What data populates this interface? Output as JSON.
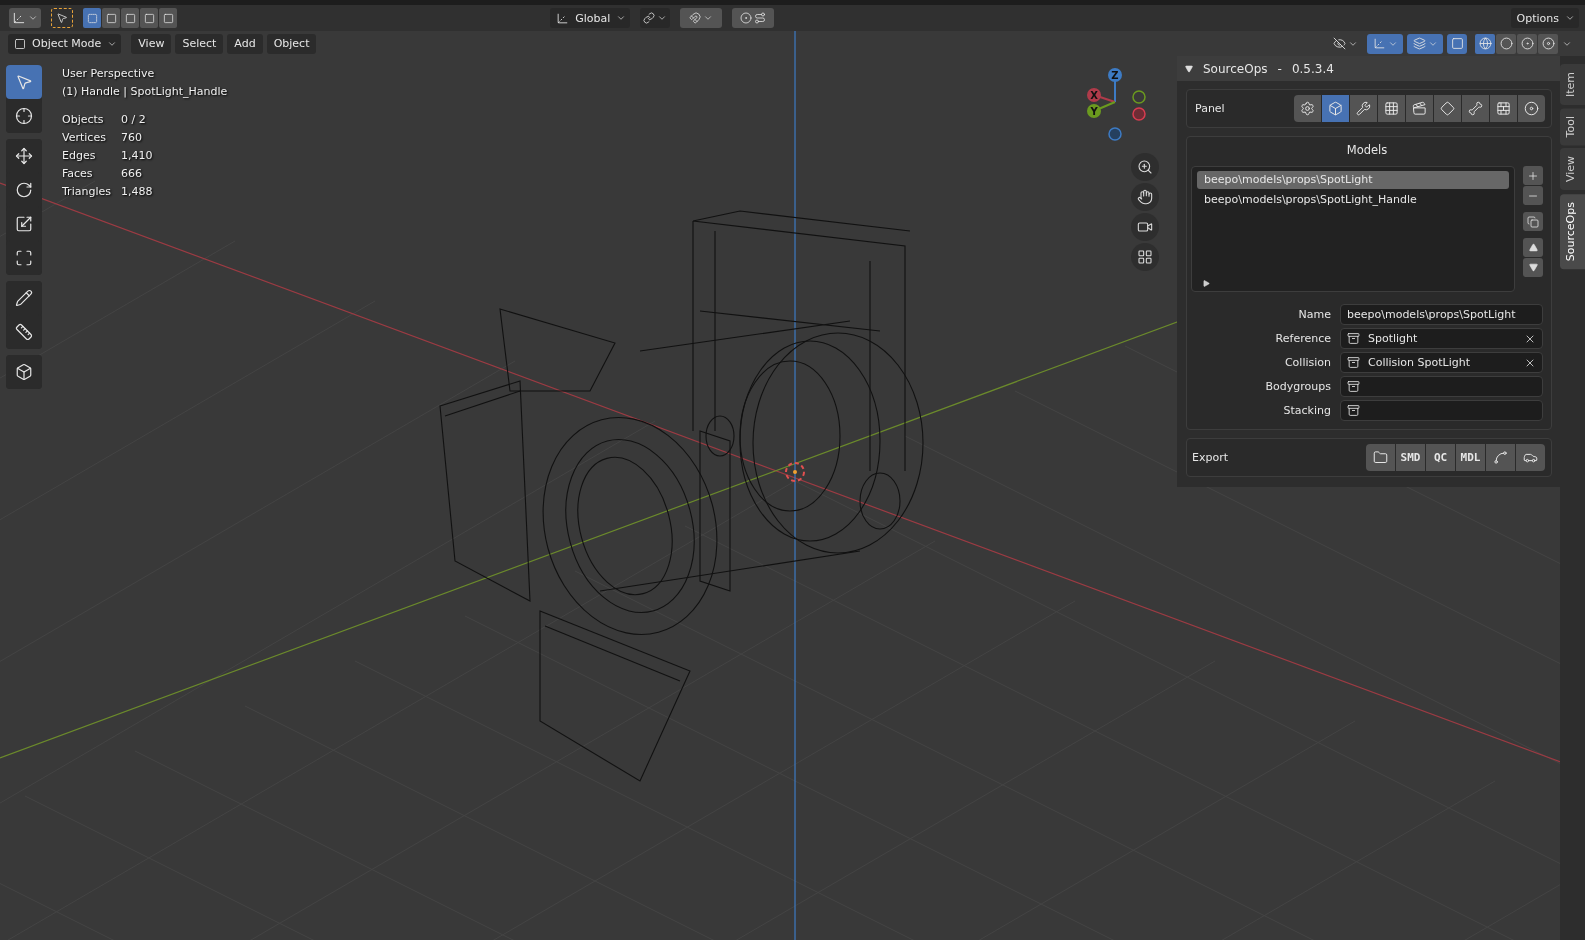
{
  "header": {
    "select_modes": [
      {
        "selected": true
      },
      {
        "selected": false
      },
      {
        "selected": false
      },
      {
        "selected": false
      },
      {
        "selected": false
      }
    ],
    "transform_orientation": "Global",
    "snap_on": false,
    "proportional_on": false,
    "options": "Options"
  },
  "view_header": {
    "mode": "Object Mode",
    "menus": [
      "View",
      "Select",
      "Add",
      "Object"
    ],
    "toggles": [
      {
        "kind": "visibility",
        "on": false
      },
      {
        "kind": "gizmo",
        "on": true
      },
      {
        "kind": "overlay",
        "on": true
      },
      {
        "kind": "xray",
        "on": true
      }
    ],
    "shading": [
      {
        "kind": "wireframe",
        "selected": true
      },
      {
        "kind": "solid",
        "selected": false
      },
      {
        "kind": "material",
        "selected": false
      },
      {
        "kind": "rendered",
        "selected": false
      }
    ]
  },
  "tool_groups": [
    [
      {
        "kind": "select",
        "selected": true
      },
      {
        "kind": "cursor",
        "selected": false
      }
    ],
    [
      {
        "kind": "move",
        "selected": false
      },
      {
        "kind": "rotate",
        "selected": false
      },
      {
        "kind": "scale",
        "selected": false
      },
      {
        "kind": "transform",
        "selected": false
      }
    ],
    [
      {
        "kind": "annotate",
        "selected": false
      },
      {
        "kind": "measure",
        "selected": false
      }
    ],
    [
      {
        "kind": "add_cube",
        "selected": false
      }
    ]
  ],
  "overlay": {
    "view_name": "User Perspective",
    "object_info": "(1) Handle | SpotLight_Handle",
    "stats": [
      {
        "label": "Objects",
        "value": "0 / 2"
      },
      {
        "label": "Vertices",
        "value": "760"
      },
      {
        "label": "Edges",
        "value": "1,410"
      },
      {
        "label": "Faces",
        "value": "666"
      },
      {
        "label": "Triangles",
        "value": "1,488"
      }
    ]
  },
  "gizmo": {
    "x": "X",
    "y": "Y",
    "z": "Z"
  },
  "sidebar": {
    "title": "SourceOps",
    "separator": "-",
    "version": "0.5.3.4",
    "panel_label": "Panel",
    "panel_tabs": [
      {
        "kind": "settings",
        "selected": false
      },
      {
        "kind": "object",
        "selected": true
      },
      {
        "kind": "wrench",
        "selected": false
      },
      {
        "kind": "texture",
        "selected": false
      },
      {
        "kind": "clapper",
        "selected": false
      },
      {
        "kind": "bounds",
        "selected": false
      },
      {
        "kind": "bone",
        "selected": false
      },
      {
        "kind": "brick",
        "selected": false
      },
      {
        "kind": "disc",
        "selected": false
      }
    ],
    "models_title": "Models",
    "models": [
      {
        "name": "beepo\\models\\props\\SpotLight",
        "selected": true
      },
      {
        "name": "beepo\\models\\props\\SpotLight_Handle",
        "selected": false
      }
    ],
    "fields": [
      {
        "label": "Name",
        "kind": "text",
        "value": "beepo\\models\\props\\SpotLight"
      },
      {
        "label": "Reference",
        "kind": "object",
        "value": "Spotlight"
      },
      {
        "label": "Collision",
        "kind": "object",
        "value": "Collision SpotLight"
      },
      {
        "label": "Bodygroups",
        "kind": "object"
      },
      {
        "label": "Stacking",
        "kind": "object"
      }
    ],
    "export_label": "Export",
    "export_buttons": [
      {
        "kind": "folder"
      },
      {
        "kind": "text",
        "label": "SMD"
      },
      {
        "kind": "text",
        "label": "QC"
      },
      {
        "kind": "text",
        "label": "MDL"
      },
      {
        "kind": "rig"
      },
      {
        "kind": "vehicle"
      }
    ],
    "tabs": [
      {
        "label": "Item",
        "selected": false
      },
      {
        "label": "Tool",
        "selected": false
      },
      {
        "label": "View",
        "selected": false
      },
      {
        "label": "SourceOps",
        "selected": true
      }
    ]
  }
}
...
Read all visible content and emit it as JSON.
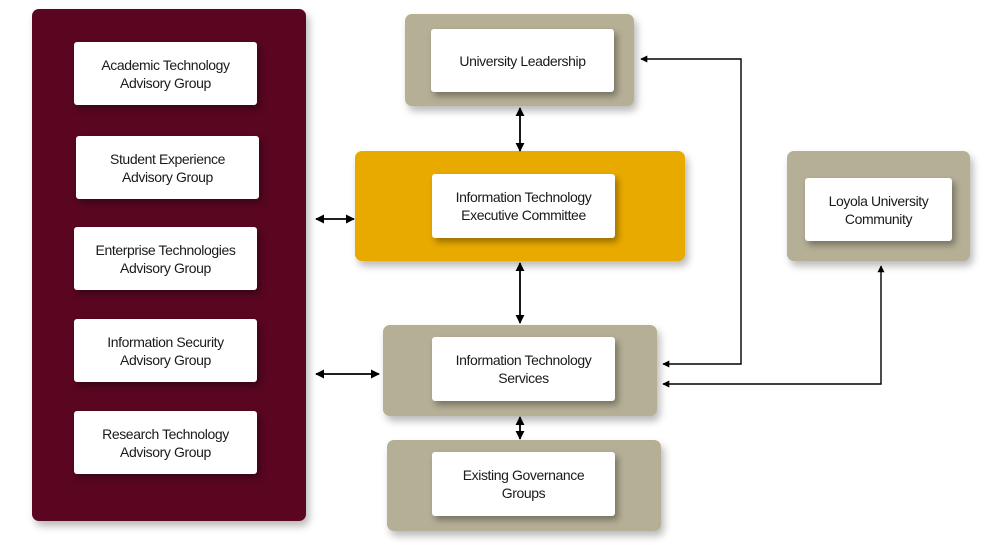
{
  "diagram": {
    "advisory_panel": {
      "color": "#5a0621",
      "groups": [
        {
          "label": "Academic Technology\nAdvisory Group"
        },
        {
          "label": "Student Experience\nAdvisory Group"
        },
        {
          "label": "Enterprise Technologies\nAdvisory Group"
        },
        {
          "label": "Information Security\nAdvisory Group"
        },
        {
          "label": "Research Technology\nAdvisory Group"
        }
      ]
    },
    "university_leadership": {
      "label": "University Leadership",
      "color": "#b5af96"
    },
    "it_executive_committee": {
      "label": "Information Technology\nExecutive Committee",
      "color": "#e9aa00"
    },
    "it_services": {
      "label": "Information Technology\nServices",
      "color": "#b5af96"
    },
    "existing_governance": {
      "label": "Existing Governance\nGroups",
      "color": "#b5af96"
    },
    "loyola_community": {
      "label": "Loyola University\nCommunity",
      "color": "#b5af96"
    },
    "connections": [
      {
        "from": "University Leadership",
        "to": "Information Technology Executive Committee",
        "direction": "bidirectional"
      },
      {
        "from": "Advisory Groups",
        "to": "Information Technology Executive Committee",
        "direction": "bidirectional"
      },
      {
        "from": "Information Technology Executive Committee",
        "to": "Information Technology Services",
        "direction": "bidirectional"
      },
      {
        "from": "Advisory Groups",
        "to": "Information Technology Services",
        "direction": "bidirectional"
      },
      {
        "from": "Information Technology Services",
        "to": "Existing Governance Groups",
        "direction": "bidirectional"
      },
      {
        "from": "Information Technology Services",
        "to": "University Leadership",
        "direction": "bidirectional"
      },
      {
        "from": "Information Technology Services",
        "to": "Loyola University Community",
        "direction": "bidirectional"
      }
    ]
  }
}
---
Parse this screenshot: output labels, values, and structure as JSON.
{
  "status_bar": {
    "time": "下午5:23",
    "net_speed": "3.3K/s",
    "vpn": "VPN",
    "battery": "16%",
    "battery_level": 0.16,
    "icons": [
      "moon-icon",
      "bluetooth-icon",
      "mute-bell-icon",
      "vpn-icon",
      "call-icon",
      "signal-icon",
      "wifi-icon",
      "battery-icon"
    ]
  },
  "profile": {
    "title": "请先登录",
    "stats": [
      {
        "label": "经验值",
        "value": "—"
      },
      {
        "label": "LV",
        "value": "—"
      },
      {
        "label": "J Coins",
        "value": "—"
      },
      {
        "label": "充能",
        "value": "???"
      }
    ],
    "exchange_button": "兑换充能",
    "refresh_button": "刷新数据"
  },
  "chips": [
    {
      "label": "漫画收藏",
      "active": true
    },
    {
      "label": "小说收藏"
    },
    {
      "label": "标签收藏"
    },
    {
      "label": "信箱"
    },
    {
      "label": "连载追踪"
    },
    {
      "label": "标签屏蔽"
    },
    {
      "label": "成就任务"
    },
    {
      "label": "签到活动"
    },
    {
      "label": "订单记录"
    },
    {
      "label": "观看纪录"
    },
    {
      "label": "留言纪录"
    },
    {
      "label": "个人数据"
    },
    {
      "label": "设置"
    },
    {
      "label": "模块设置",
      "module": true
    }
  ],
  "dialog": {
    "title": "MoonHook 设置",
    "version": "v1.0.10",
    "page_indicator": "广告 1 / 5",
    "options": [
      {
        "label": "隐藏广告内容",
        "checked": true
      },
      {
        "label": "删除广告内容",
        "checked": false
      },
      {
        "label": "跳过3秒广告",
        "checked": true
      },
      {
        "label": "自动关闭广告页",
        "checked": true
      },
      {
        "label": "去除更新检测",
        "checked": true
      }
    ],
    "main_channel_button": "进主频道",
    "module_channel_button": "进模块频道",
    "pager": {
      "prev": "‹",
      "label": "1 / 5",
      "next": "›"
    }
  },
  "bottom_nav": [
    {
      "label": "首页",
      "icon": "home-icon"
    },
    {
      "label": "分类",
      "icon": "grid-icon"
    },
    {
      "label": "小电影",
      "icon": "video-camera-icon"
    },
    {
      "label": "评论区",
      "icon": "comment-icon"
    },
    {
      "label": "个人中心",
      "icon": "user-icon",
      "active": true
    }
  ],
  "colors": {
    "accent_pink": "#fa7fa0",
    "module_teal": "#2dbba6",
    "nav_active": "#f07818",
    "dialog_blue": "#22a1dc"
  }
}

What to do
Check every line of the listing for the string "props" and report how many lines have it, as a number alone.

Written solution
3